● **The task**: Tally the lines of the data that include the word "used". Only the number is to be returned.
Input data Block Start
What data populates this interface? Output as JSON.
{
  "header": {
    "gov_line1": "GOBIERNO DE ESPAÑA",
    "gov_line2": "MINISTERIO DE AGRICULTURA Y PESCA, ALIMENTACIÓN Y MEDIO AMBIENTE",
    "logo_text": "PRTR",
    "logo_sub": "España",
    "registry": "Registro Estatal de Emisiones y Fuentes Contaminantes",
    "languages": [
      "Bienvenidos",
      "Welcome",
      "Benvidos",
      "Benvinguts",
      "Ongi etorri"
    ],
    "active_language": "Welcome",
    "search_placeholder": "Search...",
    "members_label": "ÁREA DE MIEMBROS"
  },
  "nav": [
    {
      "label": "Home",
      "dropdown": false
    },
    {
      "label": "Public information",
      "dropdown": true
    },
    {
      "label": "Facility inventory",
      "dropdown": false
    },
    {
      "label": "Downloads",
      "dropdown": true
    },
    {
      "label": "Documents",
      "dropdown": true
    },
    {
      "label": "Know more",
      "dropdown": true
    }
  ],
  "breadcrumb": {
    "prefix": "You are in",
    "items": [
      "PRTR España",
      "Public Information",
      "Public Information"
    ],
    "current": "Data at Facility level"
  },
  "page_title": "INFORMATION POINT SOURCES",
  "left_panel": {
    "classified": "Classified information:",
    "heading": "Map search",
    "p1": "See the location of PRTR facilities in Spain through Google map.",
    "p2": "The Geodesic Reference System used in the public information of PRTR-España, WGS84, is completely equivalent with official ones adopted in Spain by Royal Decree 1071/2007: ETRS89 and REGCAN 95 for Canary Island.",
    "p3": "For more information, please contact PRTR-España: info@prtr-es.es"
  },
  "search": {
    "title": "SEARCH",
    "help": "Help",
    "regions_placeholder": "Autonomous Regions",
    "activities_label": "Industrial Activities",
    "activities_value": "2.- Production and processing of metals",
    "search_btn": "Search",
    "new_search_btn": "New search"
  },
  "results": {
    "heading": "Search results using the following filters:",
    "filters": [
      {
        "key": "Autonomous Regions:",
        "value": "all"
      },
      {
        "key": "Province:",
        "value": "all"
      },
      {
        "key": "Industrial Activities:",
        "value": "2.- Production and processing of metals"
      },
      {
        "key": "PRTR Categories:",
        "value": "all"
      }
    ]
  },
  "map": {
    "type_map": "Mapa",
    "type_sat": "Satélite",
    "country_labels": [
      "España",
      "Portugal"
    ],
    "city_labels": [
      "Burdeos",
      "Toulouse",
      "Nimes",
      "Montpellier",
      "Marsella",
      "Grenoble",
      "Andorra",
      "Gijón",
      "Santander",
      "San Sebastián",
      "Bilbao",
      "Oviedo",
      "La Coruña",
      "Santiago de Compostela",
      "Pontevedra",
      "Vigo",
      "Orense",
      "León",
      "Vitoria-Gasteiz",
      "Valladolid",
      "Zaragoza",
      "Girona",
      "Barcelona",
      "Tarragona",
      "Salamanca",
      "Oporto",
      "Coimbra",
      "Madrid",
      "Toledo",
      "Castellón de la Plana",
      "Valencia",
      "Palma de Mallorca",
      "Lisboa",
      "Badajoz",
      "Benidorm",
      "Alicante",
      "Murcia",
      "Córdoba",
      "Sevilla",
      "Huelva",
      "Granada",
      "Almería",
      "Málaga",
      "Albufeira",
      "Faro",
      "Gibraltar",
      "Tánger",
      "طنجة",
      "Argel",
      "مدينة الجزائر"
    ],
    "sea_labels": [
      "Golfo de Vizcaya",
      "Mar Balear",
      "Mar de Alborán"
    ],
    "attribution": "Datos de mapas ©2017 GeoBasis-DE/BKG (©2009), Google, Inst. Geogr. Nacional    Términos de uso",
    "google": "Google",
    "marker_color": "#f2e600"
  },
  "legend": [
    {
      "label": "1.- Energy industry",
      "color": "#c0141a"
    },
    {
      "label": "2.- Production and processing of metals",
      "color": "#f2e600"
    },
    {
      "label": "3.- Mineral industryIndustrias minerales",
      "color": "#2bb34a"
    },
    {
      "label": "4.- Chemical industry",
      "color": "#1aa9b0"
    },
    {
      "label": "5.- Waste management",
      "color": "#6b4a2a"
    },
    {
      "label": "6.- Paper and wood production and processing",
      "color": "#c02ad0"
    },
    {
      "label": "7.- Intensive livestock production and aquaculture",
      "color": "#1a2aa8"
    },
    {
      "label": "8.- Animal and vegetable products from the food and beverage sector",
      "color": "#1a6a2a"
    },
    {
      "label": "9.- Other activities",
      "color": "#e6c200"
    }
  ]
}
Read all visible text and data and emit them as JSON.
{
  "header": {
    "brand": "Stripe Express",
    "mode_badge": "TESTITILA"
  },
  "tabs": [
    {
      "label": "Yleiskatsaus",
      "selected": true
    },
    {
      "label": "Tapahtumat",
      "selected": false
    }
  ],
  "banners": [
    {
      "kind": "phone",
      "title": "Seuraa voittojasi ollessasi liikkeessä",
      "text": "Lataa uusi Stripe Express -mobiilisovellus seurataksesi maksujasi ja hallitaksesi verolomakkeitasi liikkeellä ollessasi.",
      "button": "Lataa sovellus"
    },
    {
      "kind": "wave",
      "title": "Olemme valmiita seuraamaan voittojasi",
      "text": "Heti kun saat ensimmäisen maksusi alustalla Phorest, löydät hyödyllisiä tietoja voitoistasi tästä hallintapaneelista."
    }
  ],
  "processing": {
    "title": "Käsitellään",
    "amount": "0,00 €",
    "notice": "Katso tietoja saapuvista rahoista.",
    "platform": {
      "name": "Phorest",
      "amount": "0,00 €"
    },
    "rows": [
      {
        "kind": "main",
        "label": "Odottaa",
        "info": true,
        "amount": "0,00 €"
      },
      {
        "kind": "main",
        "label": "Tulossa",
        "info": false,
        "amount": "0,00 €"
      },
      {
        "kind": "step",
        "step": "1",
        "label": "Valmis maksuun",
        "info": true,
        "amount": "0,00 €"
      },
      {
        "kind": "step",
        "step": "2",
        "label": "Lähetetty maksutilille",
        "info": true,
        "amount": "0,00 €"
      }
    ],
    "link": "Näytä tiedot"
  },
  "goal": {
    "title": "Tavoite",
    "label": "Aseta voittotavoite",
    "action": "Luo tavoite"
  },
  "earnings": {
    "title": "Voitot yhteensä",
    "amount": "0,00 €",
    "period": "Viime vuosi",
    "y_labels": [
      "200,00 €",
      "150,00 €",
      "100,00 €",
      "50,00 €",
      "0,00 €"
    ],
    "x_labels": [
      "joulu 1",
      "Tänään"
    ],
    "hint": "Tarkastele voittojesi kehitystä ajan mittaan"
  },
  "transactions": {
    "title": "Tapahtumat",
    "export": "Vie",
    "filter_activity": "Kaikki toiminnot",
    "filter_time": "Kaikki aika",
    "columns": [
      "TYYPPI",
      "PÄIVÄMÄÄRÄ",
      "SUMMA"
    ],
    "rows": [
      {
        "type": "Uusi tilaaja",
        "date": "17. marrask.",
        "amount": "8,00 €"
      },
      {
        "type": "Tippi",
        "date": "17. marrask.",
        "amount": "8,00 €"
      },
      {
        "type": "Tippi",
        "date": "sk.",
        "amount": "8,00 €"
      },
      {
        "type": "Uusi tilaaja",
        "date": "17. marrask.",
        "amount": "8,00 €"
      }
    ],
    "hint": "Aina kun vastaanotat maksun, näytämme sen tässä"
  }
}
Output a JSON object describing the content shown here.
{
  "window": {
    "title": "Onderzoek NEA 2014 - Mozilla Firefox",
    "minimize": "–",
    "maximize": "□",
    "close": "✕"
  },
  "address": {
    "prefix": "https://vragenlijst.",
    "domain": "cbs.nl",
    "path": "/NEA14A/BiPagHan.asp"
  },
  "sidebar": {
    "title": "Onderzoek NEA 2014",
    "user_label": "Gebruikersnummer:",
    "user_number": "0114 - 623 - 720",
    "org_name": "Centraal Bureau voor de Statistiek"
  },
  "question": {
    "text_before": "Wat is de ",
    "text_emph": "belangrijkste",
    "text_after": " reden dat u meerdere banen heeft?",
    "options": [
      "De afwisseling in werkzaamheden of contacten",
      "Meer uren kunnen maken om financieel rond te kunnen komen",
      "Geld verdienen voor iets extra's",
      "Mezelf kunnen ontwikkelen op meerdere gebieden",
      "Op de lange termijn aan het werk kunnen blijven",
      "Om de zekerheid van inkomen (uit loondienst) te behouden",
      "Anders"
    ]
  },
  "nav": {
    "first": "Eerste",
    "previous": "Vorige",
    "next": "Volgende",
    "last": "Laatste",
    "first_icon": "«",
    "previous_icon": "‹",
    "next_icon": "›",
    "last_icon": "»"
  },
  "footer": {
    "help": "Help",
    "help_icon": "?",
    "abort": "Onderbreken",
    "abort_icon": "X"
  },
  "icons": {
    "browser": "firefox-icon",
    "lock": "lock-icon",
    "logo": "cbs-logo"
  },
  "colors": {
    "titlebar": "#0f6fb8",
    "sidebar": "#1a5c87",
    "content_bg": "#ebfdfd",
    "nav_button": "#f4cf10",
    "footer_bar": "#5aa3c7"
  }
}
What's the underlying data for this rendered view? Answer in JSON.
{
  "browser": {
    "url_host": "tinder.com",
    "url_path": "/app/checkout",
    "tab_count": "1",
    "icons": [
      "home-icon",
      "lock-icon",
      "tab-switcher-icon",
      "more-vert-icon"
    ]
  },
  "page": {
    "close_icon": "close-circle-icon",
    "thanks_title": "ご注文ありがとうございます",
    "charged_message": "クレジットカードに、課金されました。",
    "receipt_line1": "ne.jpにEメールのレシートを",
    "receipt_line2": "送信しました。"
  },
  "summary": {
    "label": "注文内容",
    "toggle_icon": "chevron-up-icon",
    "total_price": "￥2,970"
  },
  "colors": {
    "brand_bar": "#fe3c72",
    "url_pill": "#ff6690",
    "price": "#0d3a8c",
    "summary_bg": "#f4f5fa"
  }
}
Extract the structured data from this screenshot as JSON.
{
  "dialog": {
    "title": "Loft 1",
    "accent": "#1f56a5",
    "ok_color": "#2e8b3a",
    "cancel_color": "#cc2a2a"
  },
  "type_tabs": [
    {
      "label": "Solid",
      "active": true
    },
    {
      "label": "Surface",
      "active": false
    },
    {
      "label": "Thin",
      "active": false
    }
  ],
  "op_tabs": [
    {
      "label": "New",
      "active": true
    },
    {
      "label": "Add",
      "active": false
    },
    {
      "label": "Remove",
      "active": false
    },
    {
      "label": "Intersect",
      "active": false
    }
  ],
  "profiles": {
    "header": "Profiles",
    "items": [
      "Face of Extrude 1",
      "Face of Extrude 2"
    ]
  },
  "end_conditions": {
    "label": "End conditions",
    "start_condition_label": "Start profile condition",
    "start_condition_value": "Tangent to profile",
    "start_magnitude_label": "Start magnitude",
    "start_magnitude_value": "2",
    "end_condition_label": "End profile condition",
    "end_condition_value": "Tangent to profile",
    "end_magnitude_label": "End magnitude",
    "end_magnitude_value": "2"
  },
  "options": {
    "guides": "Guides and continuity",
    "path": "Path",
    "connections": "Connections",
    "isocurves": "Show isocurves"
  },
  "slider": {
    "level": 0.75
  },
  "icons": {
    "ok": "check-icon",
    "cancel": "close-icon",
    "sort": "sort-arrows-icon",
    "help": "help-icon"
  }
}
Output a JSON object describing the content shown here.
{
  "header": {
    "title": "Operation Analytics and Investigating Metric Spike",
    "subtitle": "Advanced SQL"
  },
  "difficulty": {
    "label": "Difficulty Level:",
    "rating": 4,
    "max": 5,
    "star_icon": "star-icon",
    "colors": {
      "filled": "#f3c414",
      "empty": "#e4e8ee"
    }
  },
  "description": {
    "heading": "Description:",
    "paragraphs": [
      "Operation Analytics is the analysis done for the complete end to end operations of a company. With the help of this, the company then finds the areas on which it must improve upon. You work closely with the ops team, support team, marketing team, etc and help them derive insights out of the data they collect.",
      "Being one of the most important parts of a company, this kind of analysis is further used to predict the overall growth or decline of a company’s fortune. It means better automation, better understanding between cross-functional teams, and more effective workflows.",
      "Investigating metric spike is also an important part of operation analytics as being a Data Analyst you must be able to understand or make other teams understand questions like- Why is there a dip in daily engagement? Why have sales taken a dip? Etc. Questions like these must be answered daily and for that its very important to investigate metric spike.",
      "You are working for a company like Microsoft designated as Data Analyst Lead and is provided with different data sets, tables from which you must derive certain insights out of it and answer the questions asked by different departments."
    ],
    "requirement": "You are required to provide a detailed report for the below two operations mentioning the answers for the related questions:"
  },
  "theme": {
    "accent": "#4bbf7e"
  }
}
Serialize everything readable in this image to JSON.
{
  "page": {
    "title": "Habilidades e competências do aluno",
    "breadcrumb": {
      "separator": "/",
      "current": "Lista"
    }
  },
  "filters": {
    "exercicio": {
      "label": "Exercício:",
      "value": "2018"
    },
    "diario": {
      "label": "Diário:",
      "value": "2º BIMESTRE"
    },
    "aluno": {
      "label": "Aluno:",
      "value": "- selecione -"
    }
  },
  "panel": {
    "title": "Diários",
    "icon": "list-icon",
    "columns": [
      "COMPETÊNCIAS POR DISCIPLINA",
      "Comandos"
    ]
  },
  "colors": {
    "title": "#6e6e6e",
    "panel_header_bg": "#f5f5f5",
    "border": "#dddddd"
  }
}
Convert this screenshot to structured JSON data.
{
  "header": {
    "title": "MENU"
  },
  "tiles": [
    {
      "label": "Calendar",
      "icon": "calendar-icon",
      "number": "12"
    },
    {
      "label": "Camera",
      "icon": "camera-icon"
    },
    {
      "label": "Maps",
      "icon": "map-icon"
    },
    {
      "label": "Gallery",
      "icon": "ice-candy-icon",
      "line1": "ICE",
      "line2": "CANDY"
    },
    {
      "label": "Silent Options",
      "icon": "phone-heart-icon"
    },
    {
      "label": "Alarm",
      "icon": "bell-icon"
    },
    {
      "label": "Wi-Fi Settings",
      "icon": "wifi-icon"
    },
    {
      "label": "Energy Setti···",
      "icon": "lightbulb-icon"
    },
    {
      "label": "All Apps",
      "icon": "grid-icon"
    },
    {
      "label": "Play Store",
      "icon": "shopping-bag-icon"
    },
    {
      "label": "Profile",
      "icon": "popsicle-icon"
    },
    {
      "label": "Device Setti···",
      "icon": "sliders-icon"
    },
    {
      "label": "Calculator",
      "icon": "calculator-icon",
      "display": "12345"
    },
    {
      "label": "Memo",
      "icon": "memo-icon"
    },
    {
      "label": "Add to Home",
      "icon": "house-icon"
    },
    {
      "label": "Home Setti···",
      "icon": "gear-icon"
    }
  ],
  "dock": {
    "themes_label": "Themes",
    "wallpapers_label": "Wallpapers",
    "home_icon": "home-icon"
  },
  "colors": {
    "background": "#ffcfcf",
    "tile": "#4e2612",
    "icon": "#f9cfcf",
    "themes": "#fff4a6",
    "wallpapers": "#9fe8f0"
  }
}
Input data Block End
● **Answer to this problem**: 2